━━━━━ INFORMATION PROVIDED

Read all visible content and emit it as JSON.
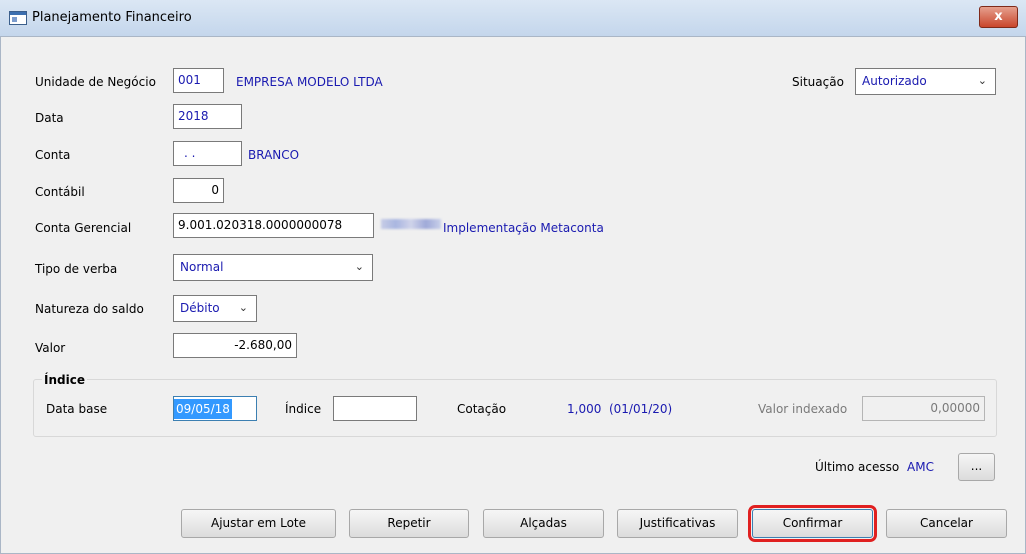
{
  "window": {
    "title": "Planejamento Financeiro",
    "close_label": "x"
  },
  "form": {
    "unidade_label": "Unidade de Negócio",
    "unidade_code": "001",
    "unidade_name": "EMPRESA MODELO LTDA",
    "situacao_label": "Situação",
    "situacao_value": "Autorizado",
    "data_label": "Data",
    "data_value": "2018",
    "conta_label": "Conta",
    "conta_value": ". .",
    "conta_name": "BRANCO",
    "contabil_label": "Contábil",
    "contabil_value": "0",
    "conta_gerencial_label": "Conta Gerencial",
    "conta_gerencial_value": "9.001.020318.0000000078",
    "conta_gerencial_name": "Implementação Metaconta",
    "tipo_verba_label": "Tipo de verba",
    "tipo_verba_value": "Normal",
    "natureza_label": "Natureza do saldo",
    "natureza_value": "Débito",
    "valor_label": "Valor",
    "valor_value": "-2.680,00"
  },
  "indice": {
    "group_title": "Índice",
    "data_base_label": "Data base",
    "data_base_value": "09/05/18",
    "indice_label": "Índice",
    "indice_value": "",
    "cotacao_label": "Cotação",
    "cotacao_value": "1,000  (01/01/20)",
    "valor_indexado_label": "Valor indexado",
    "valor_indexado_value": "0,00000"
  },
  "footer": {
    "ultimo_acesso_label": "Último acesso",
    "ultimo_acesso_value": "AMC",
    "dots_label": "..."
  },
  "buttons": {
    "ajustar": "Ajustar em Lote",
    "repetir": "Repetir",
    "alcadas": "Alçadas",
    "justificativas": "Justificativas",
    "confirmar": "Confirmar",
    "cancelar": "Cancelar"
  },
  "icons": {
    "app": "window-icon",
    "chevron": "chevron-down-icon",
    "close": "close-icon"
  }
}
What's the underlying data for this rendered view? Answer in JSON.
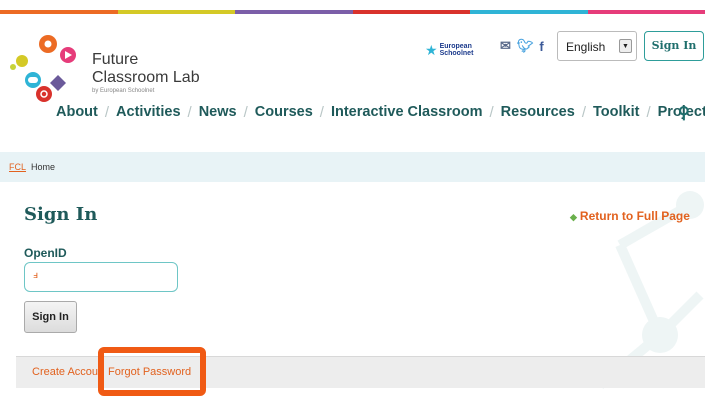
{
  "colors": {
    "stripe": [
      "#ec6b24",
      "#d4c926",
      "#7b5ea8",
      "#d9322c",
      "#2fb4d6",
      "#e63c7a"
    ],
    "accent_orange": "#e2621f",
    "teal_dark": "#1f5a5a",
    "highlight": "#f05a14"
  },
  "logo": {
    "line1": "Future",
    "line2": "Classroom Lab",
    "sub": "by European Schoolnet"
  },
  "header": {
    "eun_line1": "European",
    "eun_line2": "Schoolnet",
    "language": "English",
    "signin_label": "Sign In",
    "social_icons": [
      "mail-icon",
      "twitter-icon",
      "facebook-icon"
    ]
  },
  "nav": {
    "items": [
      "About",
      "Activities",
      "News",
      "Courses",
      "Interactive Classroom",
      "Resources",
      "Toolkit",
      "Projects"
    ],
    "separator": "/"
  },
  "breadcrumb": {
    "root": "FCL",
    "current": "Home"
  },
  "main": {
    "title": "Sign In",
    "return_link": "Return to Full Page",
    "openid_label": "OpenID",
    "openid_value": "",
    "signin_button": "Sign In"
  },
  "footer_links": {
    "create_account": "Create Account",
    "forgot_password": "Forgot Password"
  }
}
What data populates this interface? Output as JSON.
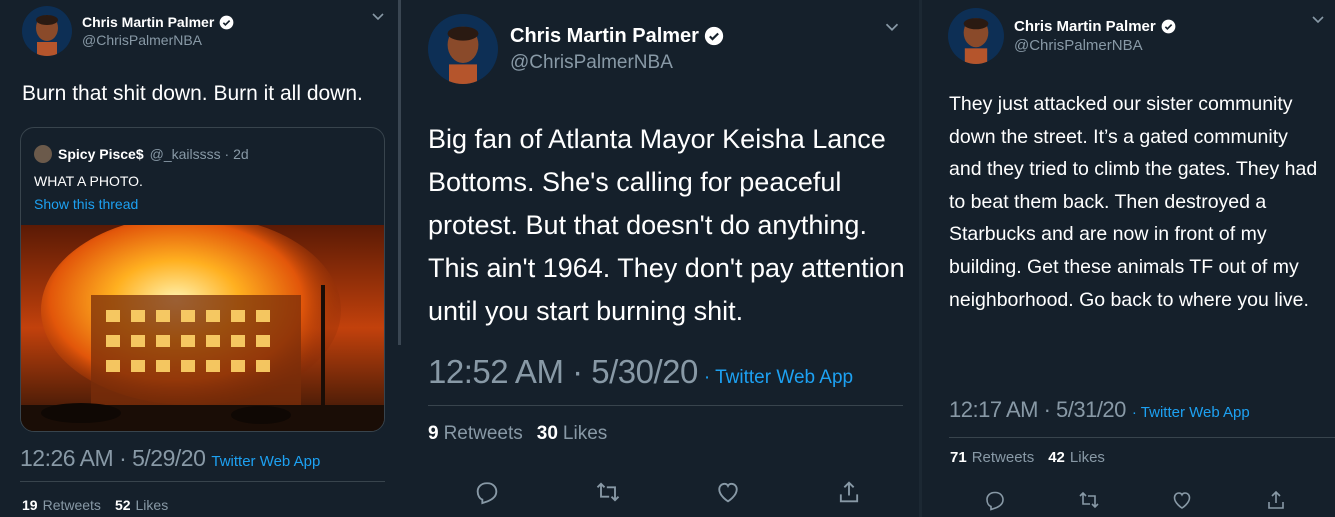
{
  "colors": {
    "background": "#15202b",
    "text": "#ffffff",
    "muted": "#8899a6",
    "accent": "#1da1f2",
    "border": "#38444d"
  },
  "tweets": [
    {
      "author": {
        "name": "Chris Martin Palmer",
        "handle": "@ChrisPalmerNBA",
        "verified": true
      },
      "text": "Burn that shit down. Burn it all down.",
      "quote": {
        "name": "Spicy Pisce$",
        "handle": "@_kailssss · 2d",
        "text": "WHAT A PHOTO.",
        "link": "Show this thread",
        "photo": "burning-building-photo"
      },
      "time": "12:26 AM · 5/29/20",
      "source": "Twitter Web App",
      "retweets": "19",
      "retweets_label": "Retweets",
      "likes": "52",
      "likes_label": "Likes"
    },
    {
      "author": {
        "name": "Chris Martin Palmer",
        "handle": "@ChrisPalmerNBA",
        "verified": true
      },
      "text": "Big fan of Atlanta Mayor Keisha Lance Bottoms. She's calling for peaceful protest. But that doesn't do anything. This ain't 1964. They don't pay attention until you start burning shit.",
      "time": "12:52 AM · 5/30/20",
      "source": "· Twitter Web App",
      "retweets": "9",
      "retweets_label": "Retweets",
      "likes": "30",
      "likes_label": "Likes",
      "actions": [
        "reply-icon",
        "retweet-icon",
        "like-icon",
        "share-icon"
      ]
    },
    {
      "author": {
        "name": "Chris Martin Palmer",
        "handle": "@ChrisPalmerNBA",
        "verified": true
      },
      "text": "They just attacked our sister community down the street. It’s a gated community and they tried to climb the gates. They had to beat them back. Then destroyed a Starbucks and are now in front of my building. Get these animals TF out of my neighborhood. Go back to where you live.",
      "time": "12:17 AM · 5/31/20",
      "source": "· Twitter Web App",
      "retweets": "71",
      "retweets_label": "Retweets",
      "likes": "42",
      "likes_label": "Likes",
      "actions": [
        "reply-icon",
        "retweet-icon",
        "like-icon",
        "share-icon"
      ]
    }
  ]
}
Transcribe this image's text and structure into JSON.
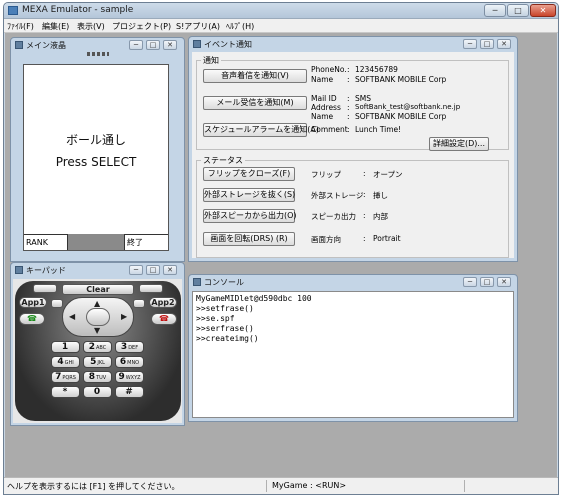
{
  "app": {
    "title": "MEXA Emulator - sample",
    "caption_buttons": {
      "minimize": "─",
      "maximize": "□",
      "close": "✕"
    }
  },
  "menu": [
    "ﾌｧｲﾙ(F)",
    "編集(E)",
    "表示(V)",
    "プロジェクト(P)",
    "S!アプリ(A)",
    "ﾍﾙﾌﾟ(H)"
  ],
  "child_caption_buttons": {
    "minimize": "─",
    "maximize": "□",
    "close": "✕"
  },
  "main_screen": {
    "title": "メイン液晶",
    "line1": "ボール通し",
    "line2": "Press SELECT",
    "softkey_left": "RANK",
    "softkey_right": "終了"
  },
  "keypad": {
    "title": "キーパッド",
    "clear": "Clear",
    "app1": "App1",
    "app2": "App2",
    "keys": [
      {
        "main": "1",
        "sub": ""
      },
      {
        "main": "2",
        "sub": "ABC"
      },
      {
        "main": "3",
        "sub": "DEF"
      },
      {
        "main": "4",
        "sub": "GHI"
      },
      {
        "main": "5",
        "sub": "JKL"
      },
      {
        "main": "6",
        "sub": "MNO"
      },
      {
        "main": "7",
        "sub": "PQRS"
      },
      {
        "main": "8",
        "sub": "TUV"
      },
      {
        "main": "9",
        "sub": "WXYZ"
      },
      {
        "main": "*",
        "sub": ""
      },
      {
        "main": "0",
        "sub": ""
      },
      {
        "main": "#",
        "sub": ""
      }
    ]
  },
  "event": {
    "title": "イベント通知",
    "notify_group": "通知",
    "btn_call": "音声着信を通知(V)",
    "btn_mail": "メール受信を通知(M)",
    "btn_alarm": "スケジュールアラームを通知(A)",
    "btn_detail": "詳細設定(D)...",
    "phone_label": "PhoneNo.",
    "phone_value": "123456789",
    "name_label": "Name",
    "name_value": "SOFTBANK MOBILE Corp",
    "mailid_label": "Mail ID",
    "mailid_value": "SMS",
    "address_label": "Address",
    "address_value": "SoftBank_test@softbank.ne.jp",
    "name2_label": "Name",
    "name2_value": "SOFTBANK MOBILE Corp",
    "comment_label": "Comment",
    "comment_value": "Lunch Time!",
    "colon": ":",
    "status_group": "ステータス",
    "btn_flip": "フリップをクローズ(F)",
    "btn_storage": "外部ストレージを抜く(S)",
    "btn_speaker": "外部スピーカから出力(O)",
    "btn_rotate": "画面を回転(DRS) (R)",
    "flip_label": "フリップ",
    "flip_value": "オープン",
    "storage_label": "外部ストレージ",
    "storage_value": "挿し",
    "speaker_label": "スピーカ出力",
    "speaker_value": "内部",
    "orientation_label": "画面方向",
    "orientation_value": "Portrait"
  },
  "console": {
    "title": "コンソール",
    "lines": [
      "MyGameMIDlet@d590dbc 100",
      ">>setfrase()",
      ">>se.spf",
      ">>serfrase()",
      ">>createimg()"
    ]
  },
  "statusbar": {
    "help": "ヘルプを表示するには [F1] を押してください。",
    "game": "MyGame : <RUN>"
  }
}
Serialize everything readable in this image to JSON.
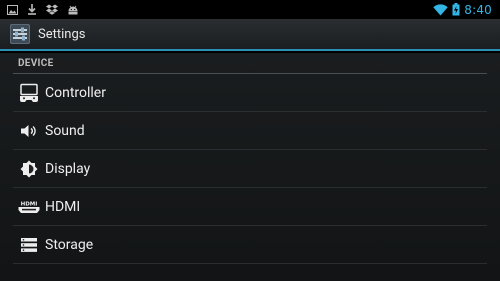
{
  "status_bar": {
    "time": "8:40",
    "left_icons": [
      "image-icon",
      "download-icon",
      "dropbox-icon",
      "android-icon"
    ],
    "right_icons": [
      "wifi-icon",
      "battery-icon"
    ],
    "accent_color": "#33b5e5"
  },
  "action_bar": {
    "title": "Settings",
    "icon": "settings-app-icon",
    "underline_color": "#2b8fb8"
  },
  "section": {
    "header": "DEVICE",
    "items": [
      {
        "label": "Controller",
        "icon": "gamepad-icon"
      },
      {
        "label": "Sound",
        "icon": "speaker-icon"
      },
      {
        "label": "Display",
        "icon": "brightness-icon"
      },
      {
        "label": "HDMI",
        "icon": "hdmi-icon"
      },
      {
        "label": "Storage",
        "icon": "storage-icon"
      }
    ]
  }
}
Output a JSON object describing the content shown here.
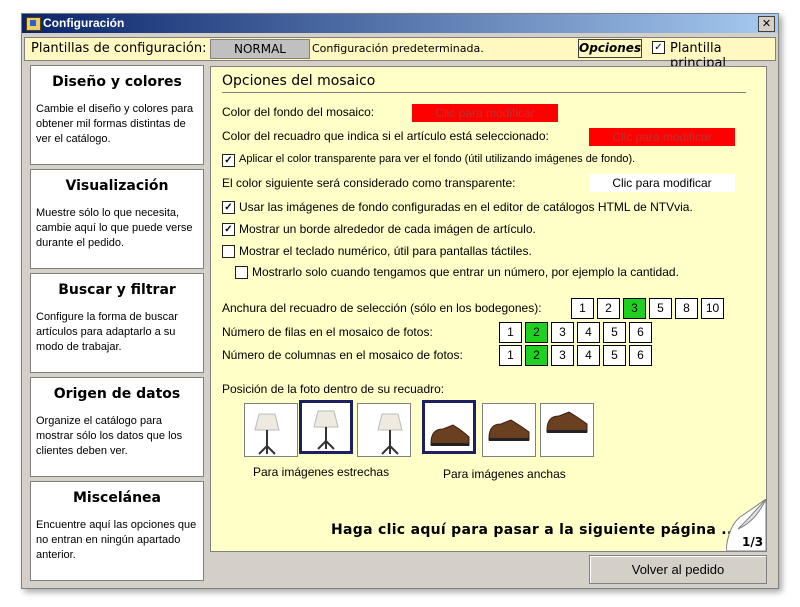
{
  "window": {
    "title": "Configuración",
    "close_label": "✕"
  },
  "toolbar": {
    "label": "Plantillas de configuración:",
    "template_name": "NORMAL",
    "template_desc": "Configuración predeterminada.",
    "options_label": "Opciones",
    "main_template_label": "Plantilla principal",
    "main_template_checked": true
  },
  "sidebar": {
    "items": [
      {
        "title": "Diseño y colores",
        "desc": "Cambie el diseño y colores para obtener mil formas distintas de ver el catálogo."
      },
      {
        "title": "Visualización",
        "desc": "Muestre sólo lo que necesita, cambie aquí lo que puede verse durante el pedido."
      },
      {
        "title": "Buscar y filtrar",
        "desc": "Configure la forma de buscar artículos para adaptarlo a su modo de trabajar."
      },
      {
        "title": "Origen de datos",
        "desc": "Organize el catálogo para mostrar sólo los datos que los clientes deben ver."
      },
      {
        "title": "Miscelánea",
        "desc": "Encuentre aquí las opciones que no entran en ningún apartado anterior."
      }
    ]
  },
  "panel": {
    "title": "Opciones del mosaico",
    "bg_color_label": "Color del fondo del mosaico:",
    "bg_color_button": "Clic para modificar",
    "sel_color_label": "Color del recuadro que indica si el artículo está seleccionado:",
    "sel_color_button": "Clic para modificar",
    "transparent_check": "Aplicar el color transparente para ver el fondo (útil utilizando imágenes de fondo).",
    "transparent_label": "El color siguiente será considerado como transparente:",
    "transparent_button": "Clic para modificar",
    "bg_images_check": "Usar las imágenes de fondo configuradas en el editor de catálogos HTML de NTVvia.",
    "border_check": "Mostrar un borde alrededor de cada imágen de artículo.",
    "keypad_check": "Mostrar el teclado numérico, útil para pantallas táctiles.",
    "keypad_sub_check": "Mostrarlo solo cuando tengamos que entrar un número, por ejemplo la cantidad.",
    "width_label": "Anchura del recuadro de selección (sólo en los bodegones):",
    "width_options": [
      "1",
      "2",
      "3",
      "5",
      "8",
      "10"
    ],
    "width_selected": "3",
    "rows_label": "Número de filas en el mosaico de fotos:",
    "rows_options": [
      "1",
      "2",
      "3",
      "4",
      "5",
      "6"
    ],
    "rows_selected": "2",
    "cols_label": "Número de columnas en el mosaico de fotos:",
    "cols_options": [
      "1",
      "2",
      "3",
      "4",
      "5",
      "6"
    ],
    "cols_selected": "2",
    "position_label": "Posición de la foto dentro de su recuadro:",
    "narrow_caption": "Para imágenes estrechas",
    "wide_caption": "Para imágenes anchas",
    "next_page": "Haga clic aquí para pasar a la siguiente página ...",
    "page_indicator": "1/3"
  },
  "footer": {
    "back_button": "Volver al pedido"
  },
  "colors": {
    "panel_bg": "#ffffc8",
    "selected_num": "#20d020",
    "red_swatch": "#ff0000",
    "title_blue": "#0a246a"
  },
  "icons": [
    "app-icon",
    "close-icon",
    "checkbox-icon",
    "lamp-image",
    "shoe-image",
    "page-curl-icon"
  ]
}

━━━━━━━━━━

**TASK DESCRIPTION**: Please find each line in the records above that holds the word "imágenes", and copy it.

**FINISHED TASK**:
    "transparent_check": "Aplicar el color transparente para ver el fondo (útil utilizando imágenes de fondo).",
    "bg_images_check": "Usar las imágenes de fondo configuradas en el editor de catálogos HTML de NTVvia.",
    "narrow_caption": "Para imágenes estrechas",
    "wide_caption": "Para imágenes anchas",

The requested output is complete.